4. Collecting young, promising quarterbacks is not something the Redskins should be taking a lot of heat over in my opinion. Unless you have forked over your hard-earned money only to be treated to the likes of Tony Banks, John Friesz or--cough--Danny Wuerffel, save your criticism for a later date. Unless you have tailgated your butt off in the parking lot and then gone inside the stadium only to have your buzz killed by the likes of John Beck, Shane Matthews or--ahem--Rob Johnson, please try and hold off for at least a few months. Unless you have pinned your hopes to Kent Graham, Jeff George or--ohgodohgodohgod--Heath Shuler, try and keep an open mind here.

5. If Mike Shanahan thinks Cousins has the tools to run his offense, and if Mike Shanahan is able to develop those skills in the next 11-12 months, Cousins' value goes WAY up--to the Redskins as well as the rest of the NFL. He becomes the obvious choice to succeed Rex Grossman as the primary backup in that scenario, while also attracting potential suitors. I don't think you make a move like this without a plan to do EVERYTHING in your power to develop the crap out of Cousins. I don't think you make a move like this without the thought that this guy could easily end up as your starter depending on which scenarios transpire.

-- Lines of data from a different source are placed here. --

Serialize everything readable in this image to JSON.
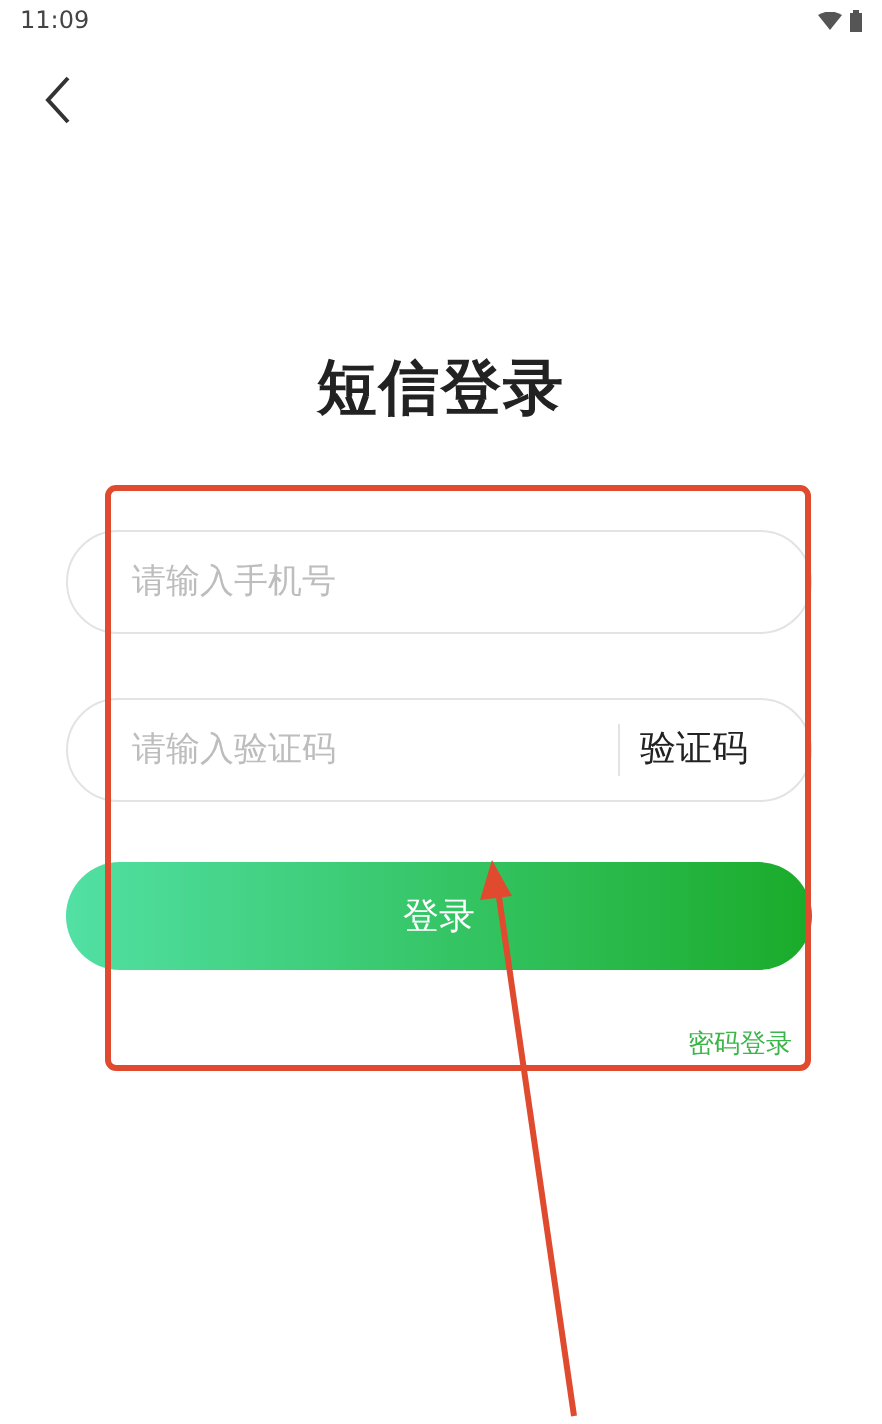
{
  "status_bar": {
    "time": "11:09"
  },
  "title": "短信登录",
  "phone_field": {
    "placeholder": "请输入手机号"
  },
  "code_field": {
    "placeholder": "请输入验证码",
    "button": "验证码"
  },
  "login_button": "登录",
  "password_login_link": "密码登录"
}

6. You can't have this discussion without at least mentioning the injury possibilities surrounding a franchise quarterback with the tendencies of an RG3. The fact of the matter is that he can get hurt playing the way he does. Injuries are a reality in the NFL, but without Cousins, the Redskins future would continue to be dependent on Rex Grossman being one play away from the field. How long do you want to live in that world? And as long as we are facing our worst fears here, let's recognize that the kind of injury a mobile quarterback would likely incur is more serious than a sprained ankle. If and when RG3 would be forced to miss time, it would almost certainly be extended time. I would feel a lot better having a backup plan that consisted of a guy hand-picked to groom in our system as opposed to going year-to-year with a Grossman or a veteran free agent. If that is the least Cousins can provide us at this point, I am going to take it and run.

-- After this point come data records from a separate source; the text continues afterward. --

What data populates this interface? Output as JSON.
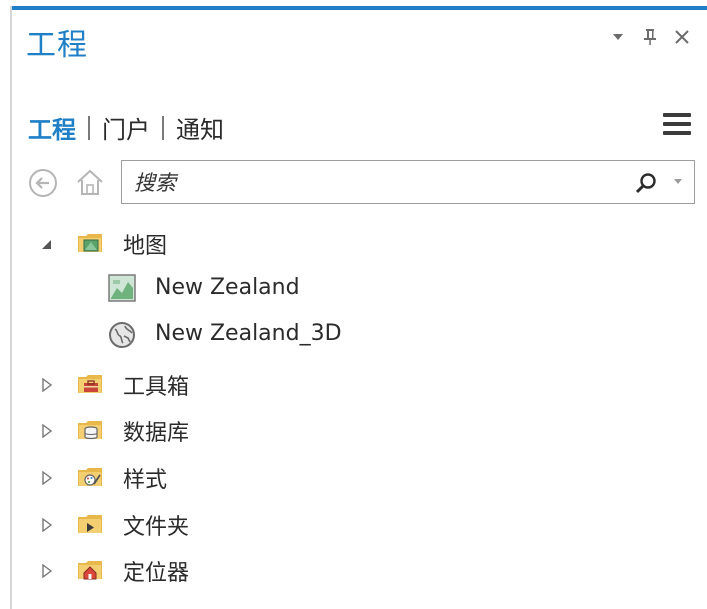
{
  "pane": {
    "title": "工程",
    "controls": [
      "menu-dropdown-icon",
      "pin-icon",
      "close-icon"
    ]
  },
  "tabs": [
    {
      "label": "工程",
      "active": true
    },
    {
      "label": "门户",
      "active": false
    },
    {
      "label": "通知",
      "active": false
    }
  ],
  "search": {
    "placeholder": "搜索",
    "value": ""
  },
  "tree": {
    "map_folder": {
      "label": "地图",
      "expanded": true,
      "children": [
        {
          "label": "New Zealand",
          "icon": "map-icon"
        },
        {
          "label": "New Zealand_3D",
          "icon": "globe-icon"
        }
      ]
    },
    "toolbox": {
      "label": "工具箱",
      "expanded": false
    },
    "database": {
      "label": "数据库",
      "expanded": false
    },
    "styles": {
      "label": "样式",
      "expanded": false
    },
    "folders": {
      "label": "文件夹",
      "expanded": false
    },
    "locators": {
      "label": "定位器",
      "expanded": false
    }
  },
  "colors": {
    "accent": "#1f80c8",
    "folder": "#e8b84a",
    "text": "#2b2b2b"
  }
}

Back-of-the-fridge Busch Light bonus: (Sometimes when you think you have run out of beer, there is a random Busch Light in the crisper or on the door of the fridge hiding behind some salad dressing.) Good teams constantly develop quarterbacks. We have tried, but mostly failed. If the selection of Cousins is even partly tied to the notion that we can start trying to flip quarterbacks for draft picks in the coming years, consider this my standing ovation. Any subsequent controversy that could result from having two good quarterbacks is very, very much welcomed by me.